produced by minute particles in the feather that are smaller in diameter than
the wavelength of red light. These particles are able to influence only shorter
wavelengths, which appear blue, and are "scattered"—reflected in all
directions. Thus structural blue colors remain the same when they are viewed at
different angles in reflected light. If, however, they are viewed by transmitted
light (that is, with the feather between the light source and the observer), the
Iridescent colors are produced by differential reflection
of wavelengths from highly modified barbules of the feathers that are rotated so
that a flat surface faces the incoming light. The detailed structure of the
barbule reflects some wavelengths and absorbs others, and the reflected
wavelength changes with the angle of reflection. The structural color is
registered by the eye in response to the reflected wavelengths and changes with
the angle formed by the light, the reflecting surface, and the eye.
Just as bird songs did not evolve to please the human ear,
bird colors did not evolve to delight our eyes. The most spectacular colors
typically function to impress members of the same species. The classic example
is the tail of the peacock, but the brilliant colors of the breeding male
Scarlet Tanager or male King Eider illustrate the same phenomenon.
Nondemonstrative colors frequently help a bird avoid predation. The camouflage
of a King Eider female on its nest is an example of such cryptic coloration.
Many inconspicuous birds exhibit what is known as "countershading";
they are darkest along the back, and gradually become lighter until the belly is
pure white. Countershading tends to eliminate a sharply defined shadow, since
the bird absorbs the most light above, where the light is brightest, and
reflects the most light below, where the light is dimmest. The vast majority of
shorebirds are countershaded, although as in the Snowy Plover the division
between darker back and lighter belly may be rather sharp.
coloration—the use of striking patterns to break up the outline of the
bird—is another technique for avoiding detection. Killdeer and Semipalmated
Plovers, for example, are very difficult to see in some circumstances. The
extreme in cryptic coloration, of course, is found among those birds that simply
take on the color of the background against which they live. Ptarmigans in their
pure white winter plumage are the classic example.
Birds often use colors to identify themselves to other
members of their flock and thus to hold it together. Examples are the color
patterns revealed in flight by shorebirds such as Ruddy Turnstones and Willets.
Colors, such as those inside the mouths of gaping chicks, may also function to
stimulate parental feeding. Other colors may direct the feeding movements of the
young, as does the red spot on the bill of the Herring Gull, which encourages
the young to solicit food and to stick its head into the adult's mouth.
Disruptive coloration in the Killdeer. The alternating
bands of white and black on the head and neck break up the outline of the bird
and make it more difficult to see against a variegated background than a bird
that is uniformly light or dark.
Some colors are apparently produced incidentally by

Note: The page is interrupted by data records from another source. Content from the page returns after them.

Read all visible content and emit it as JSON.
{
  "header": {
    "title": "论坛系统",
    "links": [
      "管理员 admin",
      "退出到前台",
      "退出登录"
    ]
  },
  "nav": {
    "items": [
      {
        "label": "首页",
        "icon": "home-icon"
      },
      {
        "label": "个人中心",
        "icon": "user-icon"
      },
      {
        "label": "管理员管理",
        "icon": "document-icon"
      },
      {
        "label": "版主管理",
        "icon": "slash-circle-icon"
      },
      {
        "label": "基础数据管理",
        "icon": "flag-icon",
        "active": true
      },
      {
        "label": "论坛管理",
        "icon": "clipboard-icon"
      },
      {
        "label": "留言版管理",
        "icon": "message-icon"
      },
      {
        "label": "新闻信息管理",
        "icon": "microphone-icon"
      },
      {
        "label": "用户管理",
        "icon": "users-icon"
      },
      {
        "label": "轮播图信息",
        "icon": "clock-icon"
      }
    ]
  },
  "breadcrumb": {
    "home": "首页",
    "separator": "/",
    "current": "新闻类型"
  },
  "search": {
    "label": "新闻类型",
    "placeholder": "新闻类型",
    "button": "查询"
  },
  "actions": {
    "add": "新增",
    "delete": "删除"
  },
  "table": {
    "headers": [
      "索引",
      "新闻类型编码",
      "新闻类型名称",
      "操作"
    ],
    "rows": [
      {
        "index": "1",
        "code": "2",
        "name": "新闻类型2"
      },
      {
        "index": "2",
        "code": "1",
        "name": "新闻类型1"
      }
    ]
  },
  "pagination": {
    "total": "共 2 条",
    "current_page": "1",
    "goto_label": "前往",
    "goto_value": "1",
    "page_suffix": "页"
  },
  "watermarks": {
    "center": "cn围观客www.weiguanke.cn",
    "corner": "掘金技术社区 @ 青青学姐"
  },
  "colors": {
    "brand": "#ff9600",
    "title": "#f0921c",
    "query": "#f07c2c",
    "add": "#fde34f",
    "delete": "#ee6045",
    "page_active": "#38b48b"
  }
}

pigments deposited for other reasons. For instance, feathers of the wingtips are
subjected to more wear than those nearer the base of the wing. And feathers
containing pigments are more resistant to wear than those without. That is
thought to be the reason that the wingtips of many mostly white birds, such as
many gulls, terns, pelicans, and gannets, are dark.
updated April 13, 2013 send email